- This year did not go the way we anticipated and every element was constantly changing.
- Regardless of how unprecedented this year was, you did it. You made it to the end of this chapter.
- The three stages of resilience from this unpreceded year include regret, reflection, and resilience.
The Stages of Resilience – Stage One: Regret
This school year did not go the way you anticipated. Plans were changing on a turn of a dime and you were expected to push through, to be innovative, creative, and figure it out. You taught students in-person, hybrid, remote, synchronous, and even asynchronous. You taught students through a computer screen or to students separated on an island of desks spaced out six feet apart. Maybe you taught to silent tiny black squares and felt isolated most of the school year.
Now that this chapter in your career is starting to close, you start to take a look back and what do you see? This year tested your patience, your time, your passion, and your mentality. Maybe you found yourself in more of a rut than a spark, or forced into survival mode, grasping for a life preserver as you tried to catch new initiatives while treading in the deep end.
Maybe you were left mourning the teacher you were before when you could share supplies, do a lab that was not through a screen, or have students collaborate in groups without needing to set up a breakout room. You could facilitate a lesson without having to worry if students were too close or not following safety protocol. You think back to “simpler” times. I know because those are all ways I have felt this school year.Regardless of how unprecedented this year was, you did it. You made it to the end of this chapter. Every day you persevered and kept giving this school year your all. Click To Tweet

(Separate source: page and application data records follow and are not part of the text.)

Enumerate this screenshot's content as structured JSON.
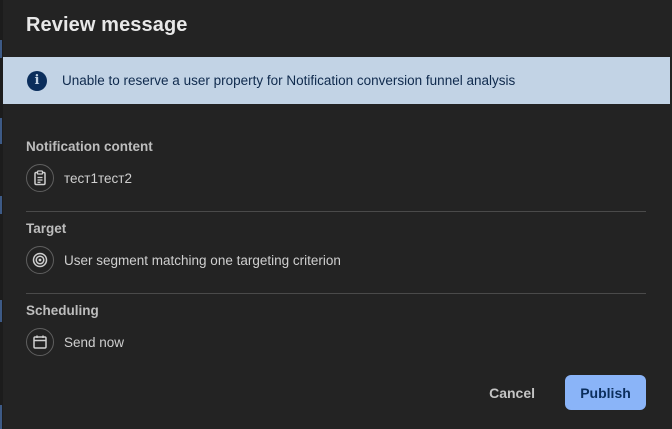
{
  "dialog": {
    "title": "Review message"
  },
  "banner": {
    "icon": "info-icon",
    "glyph": "i",
    "text": "Unable to reserve a user property for Notification conversion funnel analysis"
  },
  "sections": {
    "content": {
      "heading": "Notification content",
      "icon": "clipboard-icon",
      "value": "тест1тест2"
    },
    "target": {
      "heading": "Target",
      "icon": "target-icon",
      "value": "User segment matching one targeting criterion"
    },
    "scheduling": {
      "heading": "Scheduling",
      "icon": "calendar-icon",
      "value": "Send now"
    }
  },
  "actions": {
    "cancel_label": "Cancel",
    "publish_label": "Publish"
  },
  "colors": {
    "banner_bg": "#c2d3e5",
    "accent": "#8ab4f8",
    "dialog_bg": "#232323"
  }
}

The Stages of Resilience – Stage Two: Reflection
When I begin to reflect on what this school year meant to me, I am filled with guilt, dread, and sorrow. I feel as though I was not the teacher I usually am and being a perfectionist this has rocked me to my core. I worry that I was not the best teacher for my students. But then something hits me.
I think back on how hard I worked to make this year memorable for my students. Of the countless hours I spent trying to build relationships through a screen and the experiences I still was able to create for my students.
Regardless of how unprecedented this year was, you did it. You made it to the end of this chapter. Every day you persevered and kept giving this school year your all. This year squeezed every last ounce of your motivation, creativity, and emotion; you’ve poured it all into your passion.
While this school year is many things, one thing is for sure: you are not the same person as you were at the beginning of this year. You are resilient, fierce, determined, and above all, BETTER. This school year has challenged you in so many ways, and the climb to the top of the mountain may not seem like a pleasant experience, or even worth your effort. But once you get to the summit, you remember where you started and that makes the journey that much sweeter. You may not feel it now, but eventually, you will notice how the challenges of this school year have transformed you.[scroll down to keep reading]
The Stages of Resilience – Stage Three: Resilience
I almost did not publish this post because it was composed when I was in a raw state. At the time I just needed to get my thoughts out of my head and onto some paper (or a Word Document in this case). However, I know that even if this helps one more educator feel less alone, then it would be worth the vulnerability.
All this to say, you are not alone and however you feel about this previous school year, know that your feelings are valid. Even if this school year was less than ideal, it was still part of your teaching journey. And do me a favor, enjoy your summer. I am rooting for you.
About Chelsea Nicolino
Chelsea Nicolino is an eighth grade integrated science teacher in Akron, Ohio. She has a passion for embedding mastery learning and STEM education into her classroom. Chelsea also enjoys creating engaging inquiry-based lessons for her students to foster their love of science. In her free time, Chelsea loves connecting with other educators on social media, listening to podcasts, reading a good book, and spending time with her husband and two young children.